The Internet isn’t the real world. That’s not that hard a concept is it? In training courses I’ve felt a little embarrassed when making a point of this early on in the presentation, as it feels like such an elementary point.
But occasionally, due to the nature of some of the mailing lists I’m on, I have to explain this. Some annoyed spam recipient, or a user with new firewall software and mad whois skillz, wants to exact retribution on the dastardly IP address that just attacked him; and I explain how difficult it is to tie received traffic to an IP address, and an IP address to a person.
Then I read this:
“Real Security Is Threat-Centric” at http://taosecurity.blogspot.com/2009/11/real-security-is-threat-centric.html by Richard Bejtlich.
Now if you’re trying to pin down the source of a concentrated attack by many parties, and trying to generally attribute it to a foreign power or a criminal gang, or a concentrated concerted attack, I can see his point about attribution, just, if I squint. However the online equivalents of Bejtlich’s “local residents” are unlikely to come under such an attack, and will more likely be spammed using hacked email accounts or faked sender addresses, compromised through a drive-by download, infected by a worm, simply be some bot, or similar. In those cases attibution is very difficult, if not impossible.
To stretch Richard Bejtlich’s example even farther… imagine the situation, two suspects were questioned Friday, but the suspects claimed that their bodies had been compromised and were under the control of malicious ghosts, or that the evidence of the break-ins had been remotely faked by a rival of theirs from Brazil; or the victim’s possessions had only been copied, not removed, so no-one noticed they’d been “stolen” for several months, meaning all the forensic evidence of the break-in had been destroyed.

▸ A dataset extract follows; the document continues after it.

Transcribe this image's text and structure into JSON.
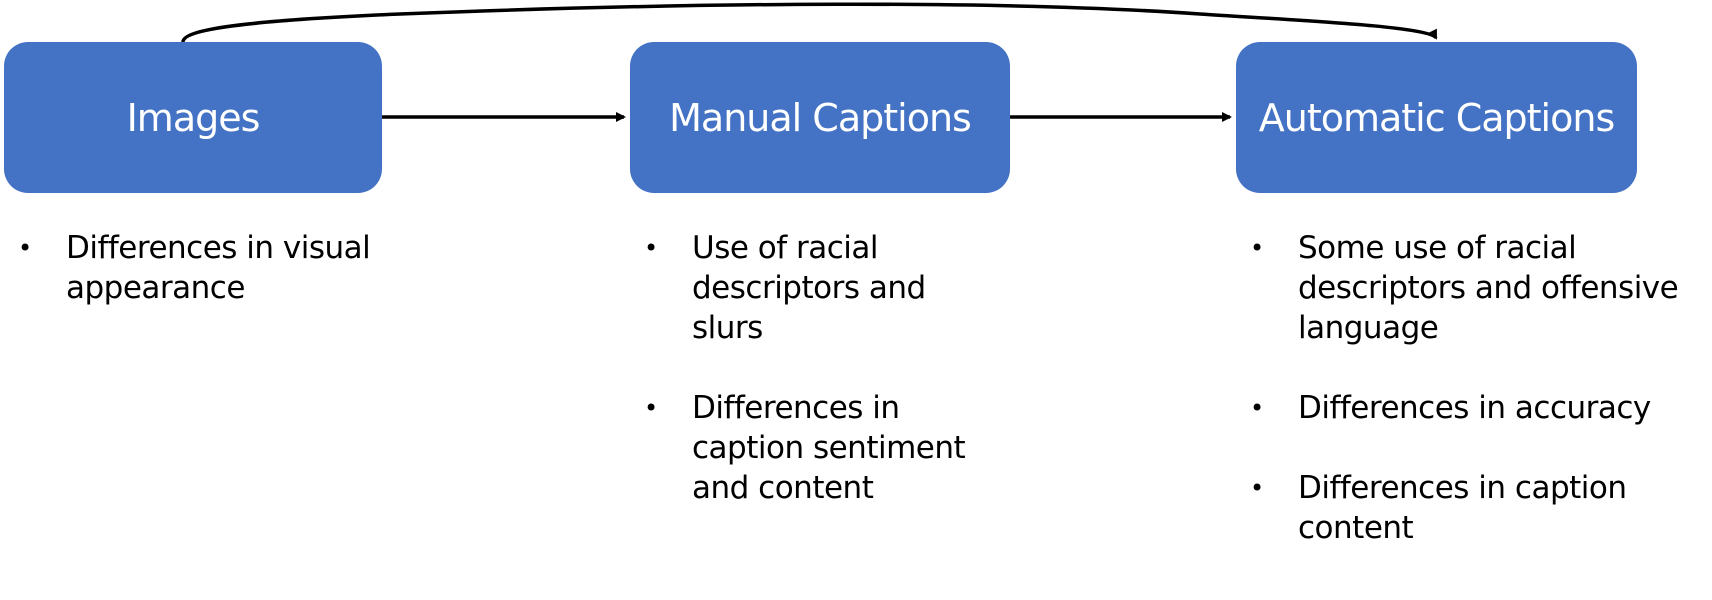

Ridiculous ideas, yes? But their online equivalents are possible because… wait for it… The Internet is not the Real World, don’t expect the same methods to work on here.